◆ Exercise directions ◆
Every entry that follows should be output exactly, and every image in it left out.
[Opening Source data section]
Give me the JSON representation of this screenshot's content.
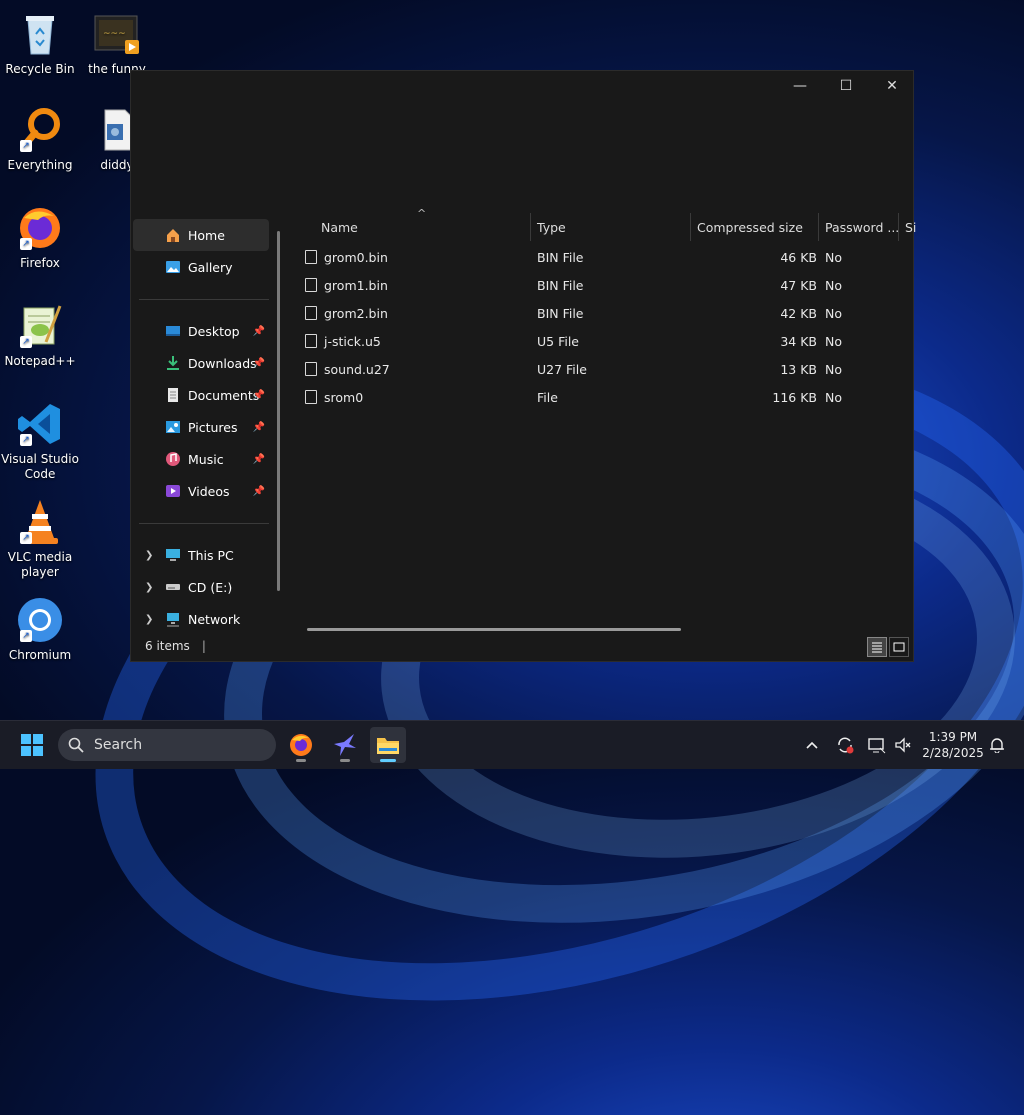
{
  "desktop": {
    "icons": [
      {
        "label": "Recycle Bin",
        "icon": "recycle-bin-icon"
      },
      {
        "label": "the funny",
        "icon": "video-file-icon"
      },
      {
        "label": "Everything",
        "icon": "everything-search-icon"
      },
      {
        "label": "diddy",
        "icon": "audio-file-icon"
      },
      {
        "label": "Firefox",
        "icon": "firefox-icon"
      },
      {
        "label": "Notepad++",
        "icon": "notepad-plus-plus-icon"
      },
      {
        "label": "Visual Studio Code",
        "icon": "vscode-icon"
      },
      {
        "label": "VLC media player",
        "icon": "vlc-icon"
      },
      {
        "label": "Chromium",
        "icon": "chromium-icon"
      }
    ]
  },
  "window": {
    "controls": {
      "minimize": "—",
      "maximize": "☐",
      "close": "✕"
    },
    "nav": {
      "items": [
        {
          "label": "Home",
          "icon": "home-icon",
          "selected": true
        },
        {
          "label": "Gallery",
          "icon": "gallery-icon"
        },
        {
          "label": "Desktop",
          "icon": "desktop-folder-icon",
          "pinned": true
        },
        {
          "label": "Downloads",
          "icon": "downloads-folder-icon",
          "pinned": true
        },
        {
          "label": "Documents",
          "icon": "documents-folder-icon",
          "pinned": true
        },
        {
          "label": "Pictures",
          "icon": "pictures-folder-icon",
          "pinned": true
        },
        {
          "label": "Music",
          "icon": "music-folder-icon",
          "pinned": true
        },
        {
          "label": "Videos",
          "icon": "videos-folder-icon",
          "pinned": true
        },
        {
          "label": "This PC",
          "icon": "this-pc-icon",
          "expandable": true
        },
        {
          "label": "CD (E:)",
          "icon": "cd-drive-icon",
          "expandable": true
        },
        {
          "label": "Network",
          "icon": "network-icon",
          "expandable": true
        }
      ]
    },
    "columns": [
      "Name",
      "Type",
      "Compressed size",
      "Password ...",
      "Si"
    ],
    "sort_indicator": "^",
    "files": [
      {
        "name": "grom0.bin",
        "type": "BIN File",
        "size": "46 KB",
        "password": "No"
      },
      {
        "name": "grom1.bin",
        "type": "BIN File",
        "size": "47 KB",
        "password": "No"
      },
      {
        "name": "grom2.bin",
        "type": "BIN File",
        "size": "42 KB",
        "password": "No"
      },
      {
        "name": "j-stick.u5",
        "type": "U5 File",
        "size": "34 KB",
        "password": "No"
      },
      {
        "name": "sound.u27",
        "type": "U27 File",
        "size": "13 KB",
        "password": "No"
      },
      {
        "name": "srom0",
        "type": "File",
        "size": "116 KB",
        "password": "No"
      }
    ],
    "status": {
      "count": "6 items",
      "divider": "|"
    }
  },
  "taskbar": {
    "search_placeholder": "Search",
    "apps": [
      {
        "name": "firefox",
        "icon": "firefox-icon"
      },
      {
        "name": "app",
        "icon": "bird-app-icon"
      },
      {
        "name": "file-explorer",
        "icon": "file-explorer-icon",
        "active": true
      }
    ],
    "clock": {
      "time": "1:39 PM",
      "date": "2/28/2025"
    }
  },
  "colors": {
    "accent": "#60cdff",
    "window_bg": "#191919",
    "taskbar_bg": "#1a1c26"
  }
}
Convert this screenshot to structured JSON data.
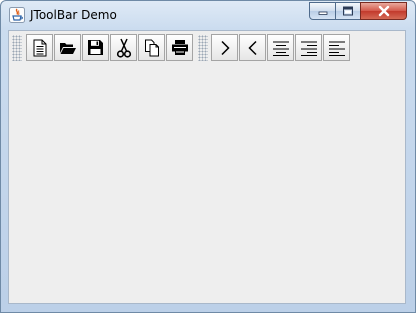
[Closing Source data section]
◆ Task solution ◆
Give me the JSON representation of this screenshot's content.
{
  "desktop": {
    "icons": [
      {
        "label": "Recycle Bin",
        "icon": "recycle-bin-icon"
      },
      {
        "label": "the funny",
        "icon": "video-file-icon"
      },
      {
        "label": "Everything",
        "icon": "everything-search-icon"
      },
      {
        "label": "diddy",
        "icon": "audio-file-icon"
      },
      {
        "label": "Firefox",
        "icon": "firefox-icon"
      },
      {
        "label": "Notepad++",
        "icon": "notepad-plus-plus-icon"
      },
      {
        "label": "Visual Studio Code",
        "icon": "vscode-icon"
      },
      {
        "label": "VLC media player",
        "icon": "vlc-icon"
      },
      {
        "label": "Chromium",
        "icon": "chromium-icon"
      }
    ]
  },
  "window": {
    "controls": {
      "minimize": "—",
      "maximize": "☐",
      "close": "✕"
    },
    "nav": {
      "items": [
        {
          "label": "Home",
          "icon": "home-icon",
          "selected": true
        },
        {
          "label": "Gallery",
          "icon": "gallery-icon"
        },
        {
          "label": "Desktop",
          "icon": "desktop-folder-icon",
          "pinned": true
        },
        {
          "label": "Downloads",
          "icon": "downloads-folder-icon",
          "pinned": true
        },
        {
          "label": "Documents",
          "icon": "documents-folder-icon",
          "pinned": true
        },
        {
          "label": "Pictures",
          "icon": "pictures-folder-icon",
          "pinned": true
        },
        {
          "label": "Music",
          "icon": "music-folder-icon",
          "pinned": true
        },
        {
          "label": "Videos",
          "icon": "videos-folder-icon",
          "pinned": true
        },
        {
          "label": "This PC",
          "icon": "this-pc-icon",
          "expandable": true
        },
        {
          "label": "CD (E:)",
          "icon": "cd-drive-icon",
          "expandable": true
        },
        {
          "label": "Network",
          "icon": "network-icon",
          "expandable": true
        }
      ]
    },
    "columns": [
      "Name",
      "Type",
      "Compressed size",
      "Password ...",
      "Si"
    ],
    "sort_indicator": "^",
    "files": [
      {
        "name": "grom0.bin",
        "type": "BIN File",
        "size": "46 KB",
        "password": "No"
      },
      {
        "name": "grom1.bin",
        "type": "BIN File",
        "size": "47 KB",
        "password": "No"
      },
      {
        "name": "grom2.bin",
        "type": "BIN File",
        "size": "42 KB",
        "password": "No"
      },
      {
        "name": "j-stick.u5",
        "type": "U5 File",
        "size": "34 KB",
        "password": "No"
      },
      {
        "name": "sound.u27",
        "type": "U27 File",
        "size": "13 KB",
        "password": "No"
      },
      {
        "name": "srom0",
        "type": "File",
        "size": "116 KB",
        "password": "No"
      }
    ],
    "status": {
      "count": "6 items",
      "divider": "|"
    }
  },
  "taskbar": {
    "search_placeholder": "Search",
    "apps": [
      {
        "name": "firefox",
        "icon": "firefox-icon"
      },
      {
        "name": "app",
        "icon": "bird-app-icon"
      },
      {
        "name": "file-explorer",
        "icon": "file-explorer-icon",
        "active": true
      }
    ],
    "clock": {
      "time": "1:39 PM",
      "date": "2/28/2025"
    }
  },
  "colors": {
    "accent": "#60cdff",
    "window_bg": "#191919",
    "taskbar_bg": "#1a1c26"
  }
}
Convert this screenshot to structured JSON data.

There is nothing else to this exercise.